Women who suffer Gestational diabetes, the kind that is diagnosed during pregnancy and goes away after birth, have an increased risk of developing Type 2 diabetes after giving birth. Investigators at Seoul National University and other centers of research in Seoul, South Korea, looked at what characteristics might lead to the development of Type 2 diabetes in women with a history of Gestational diabetes.Their study, published in the Journal of Clinical Endocrinological Metabolism in March 2013, included 843 women who had been diagnosed with diabetes during their last pregnancy…2 months after giving birth 105, or 12.5 percent, of the participants had developed full-blown Type 2 diabetes.
1 year later 88 more women had newly developed cases.Those who developed diabetes during the first two months tended to have:a higher body mass index (BMI),
higher blood sugar levels,
lower blood insulin levels, and
a lower functioning pancreasthan those who did not develop the condition. Those who developed Type 2 diabetes later, also had a high body mass index and high blood sugar levels, but a normally functioning pancreas. One other difference was in their genetic makeup.It was suggested that the differences in pancreatic function might be caused by the different genes seen in the two groups.Like Type 2 diabetes, Gestational diabetes tends to be a disease of developed nations. According to the National Institutes of Health in the United States…2 to 10 percent of pregnancies in the U.S. are complicated by Gestational diabetes.

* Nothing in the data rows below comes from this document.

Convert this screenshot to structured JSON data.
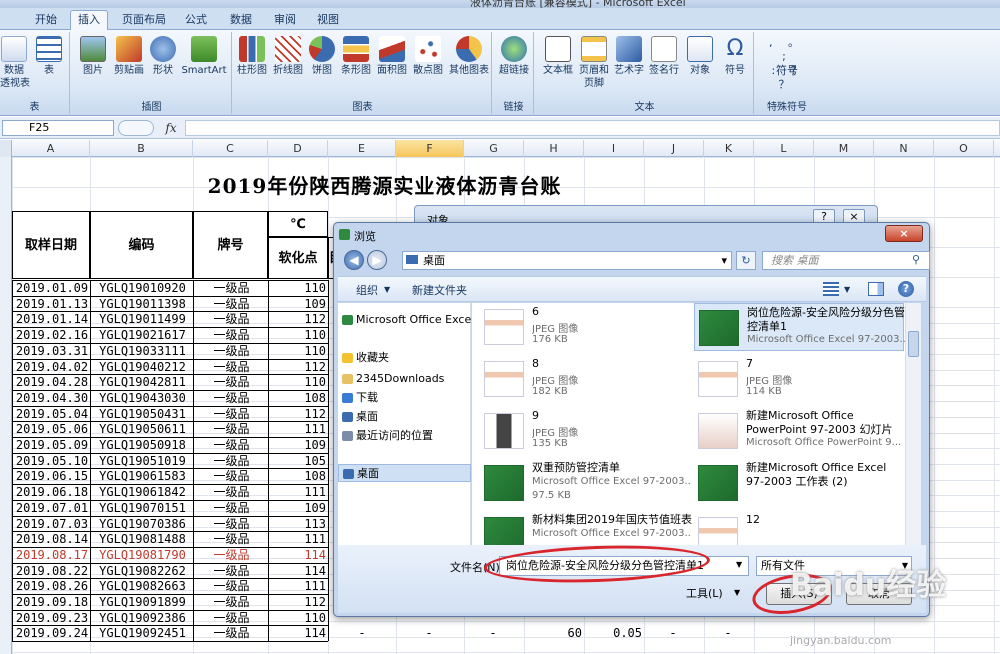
{
  "app": {
    "window_title": "液体沥青台账 [兼容模式] - Microsoft Excel"
  },
  "tabs": [
    {
      "label": "开始"
    },
    {
      "label": "插入"
    },
    {
      "label": "页面布局"
    },
    {
      "label": "公式"
    },
    {
      "label": "数据"
    },
    {
      "label": "审阅"
    },
    {
      "label": "视图"
    }
  ],
  "ribbon": {
    "groups": {
      "table": "表",
      "illustrations": "插图",
      "charts": "图表",
      "links": "链接",
      "text": "文本",
      "symbols": "特殊符号"
    },
    "buttons": {
      "pivot": "数据\n透视表",
      "table": "表",
      "picture": "图片",
      "clipart": "剪贴画",
      "shape": "形状",
      "smartart": "SmartArt",
      "column": "柱形图",
      "line": "折线图",
      "pie": "饼图",
      "bar": "条形图",
      "area": "面积图",
      "scatter": "散点图",
      "other_chart": "其他图表",
      "hyperlink": "超链接",
      "textbox": "文本框",
      "header_footer": "页眉和\n页脚",
      "wordart": "艺术字",
      "signature": "签名行",
      "object": "对象",
      "symbol": "符号",
      "special_symbol": "符号"
    }
  },
  "formula_bar": {
    "name_box": "F25",
    "fx": "fx",
    "value": ""
  },
  "columns": [
    "A",
    "B",
    "C",
    "D",
    "E",
    "F",
    "G",
    "H",
    "I",
    "J",
    "K",
    "L",
    "M",
    "N",
    "O"
  ],
  "sheet": {
    "title": "2019年份陕西腾源实业液体沥青台账",
    "headers": {
      "date": "取样日期",
      "code": "编码",
      "grade": "牌号",
      "unit": "℃",
      "softening": "软化点",
      "partial": "目"
    },
    "rows": [
      {
        "date": "2019.01.09",
        "code": "YGLQ19010920",
        "grade": "一级品",
        "sp": "110"
      },
      {
        "date": "2019.01.13",
        "code": "YGLQ19011398",
        "grade": "一级品",
        "sp": "109"
      },
      {
        "date": "2019.01.14",
        "code": "YGLQ19011499",
        "grade": "一级品",
        "sp": "112"
      },
      {
        "date": "2019.02.16",
        "code": "YGLQ19021617",
        "grade": "一级品",
        "sp": "110"
      },
      {
        "date": "2019.03.31",
        "code": "YGLQ19033111",
        "grade": "一级品",
        "sp": "110"
      },
      {
        "date": "2019.04.02",
        "code": "YGLQ19040212",
        "grade": "一级品",
        "sp": "112"
      },
      {
        "date": "2019.04.28",
        "code": "YGLQ19042811",
        "grade": "一级品",
        "sp": "110"
      },
      {
        "date": "2019.04.30",
        "code": "YGLQ19043030",
        "grade": "一级品",
        "sp": "108"
      },
      {
        "date": "2019.05.04",
        "code": "YGLQ19050431",
        "grade": "一级品",
        "sp": "112"
      },
      {
        "date": "2019.05.06",
        "code": "YGLQ19050611",
        "grade": "一级品",
        "sp": "111"
      },
      {
        "date": "2019.05.09",
        "code": "YGLQ19050918",
        "grade": "一级品",
        "sp": "109"
      },
      {
        "date": "2019.05.10",
        "code": "YGLQ19051019",
        "grade": "一级品",
        "sp": "105"
      },
      {
        "date": "2019.06.15",
        "code": "YGLQ19061583",
        "grade": "一级品",
        "sp": "108"
      },
      {
        "date": "2019.06.18",
        "code": "YGLQ19061842",
        "grade": "一级品",
        "sp": "111"
      },
      {
        "date": "2019.07.01",
        "code": "YGLQ19070151",
        "grade": "一级品",
        "sp": "109"
      },
      {
        "date": "2019.07.03",
        "code": "YGLQ19070386",
        "grade": "一级品",
        "sp": "113"
      },
      {
        "date": "2019.08.14",
        "code": "YGLQ19081488",
        "grade": "一级品",
        "sp": "111"
      },
      {
        "date": "2019.08.17",
        "code": "YGLQ19081790",
        "grade": "一级品",
        "sp": "114",
        "red": true
      },
      {
        "date": "2019.08.22",
        "code": "YGLQ19082262",
        "grade": "一级品",
        "sp": "114"
      },
      {
        "date": "2019.08.26",
        "code": "YGLQ19082663",
        "grade": "一级品",
        "sp": "111"
      },
      {
        "date": "2019.09.18",
        "code": "YGLQ19091899",
        "grade": "一级品",
        "sp": "112"
      },
      {
        "date": "2019.09.23",
        "code": "YGLQ19092386",
        "grade": "一级品",
        "sp": "110"
      },
      {
        "date": "2019.09.24",
        "code": "YGLQ19092451",
        "grade": "一级品",
        "sp": "114"
      }
    ],
    "last_row_extra": {
      "e": "-",
      "f": "-",
      "g": "-",
      "h": "60",
      "i": "0.05",
      "j": "-",
      "k": "-"
    }
  },
  "object_dialog": {
    "title": "对象",
    "help": "?",
    "close": "×"
  },
  "browse_dialog": {
    "title": "浏览",
    "close": "×",
    "address": "桌面",
    "refresh": "↻",
    "search_placeholder": "搜索 桌面",
    "toolbar": {
      "organize": "组织",
      "new_folder": "新建文件夹"
    },
    "nav": [
      {
        "label": "Microsoft Office Excel",
        "color": "#2e8a3e"
      },
      {
        "label": "收藏夹",
        "color": "#f2c230"
      },
      {
        "label": "2345Downloads",
        "color": "#e8c166"
      },
      {
        "label": "下载",
        "color": "#3a7bd5"
      },
      {
        "label": "桌面",
        "color": "#3c6cb0"
      },
      {
        "label": "最近访问的位置",
        "color": "#7b8ca8"
      },
      {
        "label": "桌面",
        "color": "#3c6cb0",
        "selected": true
      }
    ],
    "files": [
      {
        "name": "6",
        "type": "JPEG 图像",
        "size": "176 KB",
        "kind": "jpg"
      },
      {
        "name": "岗位危险源-安全风险分级分色管控清单1",
        "type": "Microsoft Office Excel 97-2003...",
        "size": "",
        "kind": "xls",
        "selected": true
      },
      {
        "name": "8",
        "type": "JPEG 图像",
        "size": "182 KB",
        "kind": "jpg"
      },
      {
        "name": "7",
        "type": "JPEG 图像",
        "size": "114 KB",
        "kind": "jpg"
      },
      {
        "name": "9",
        "type": "JPEG 图像",
        "size": "135 KB",
        "kind": "jpgdark"
      },
      {
        "name": "新建Microsoft Office PowerPoint 97-2003 幻灯片",
        "type": "Microsoft Office PowerPoint 9...",
        "size": "",
        "kind": "ppt"
      },
      {
        "name": "双重预防管控清单",
        "type": "Microsoft Office Excel 97-2003...",
        "size": "97.5 KB",
        "kind": "xls"
      },
      {
        "name": "新建Microsoft Office Excel 97-2003 工作表 (2)",
        "type": "",
        "size": "",
        "kind": "xls"
      },
      {
        "name": "新材料集团2019年国庆节值班表",
        "type": "Microsoft Office Excel 97-2003...",
        "size": "",
        "kind": "xls"
      },
      {
        "name": "12",
        "type": "",
        "size": "",
        "kind": "jpg"
      }
    ],
    "filename_label": "文件名(N):",
    "filename_value": "岗位危险源-安全风险分级分色管控清单1",
    "filetype_value": "所有文件",
    "tools": "工具(L)",
    "insert": "插入(S)",
    "cancel": "取消"
  },
  "watermark": {
    "text": "Baidu经验",
    "url": "jingyan.baidu.com"
  },
  "colors": {
    "annotation_red": "#d9252c",
    "excel_green": "#2e8a3e"
  }
}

5 to 10 percent of women who have had diabetes during pregnancy, convert to Type 2 diabetes shortly after giving birth.
35 to 60 percent will develop the full-blown condition in the following 10 to 20 years. The causes of Gestational diabetes are complex and not yet fully understood. Hormonal changes that occur during pregnancy make it more difficult for insulin to do its job. Being overweight or obese can also make it difficult for insulin to do its work. The genetics of why some women get diabetes during pregnancy and why some do not, and why some progress onto Type 2 diabetes while others do not, will gradually be unravelled over time so that treatment can be better tailored in individual patients.Until more information is available, all women need to approach pregnancy in as fit a state as possible. Normalizing weight before conception and getting the recommended amount of exercise are two ways every woman can minimize her chances of developing Gestational diabetes.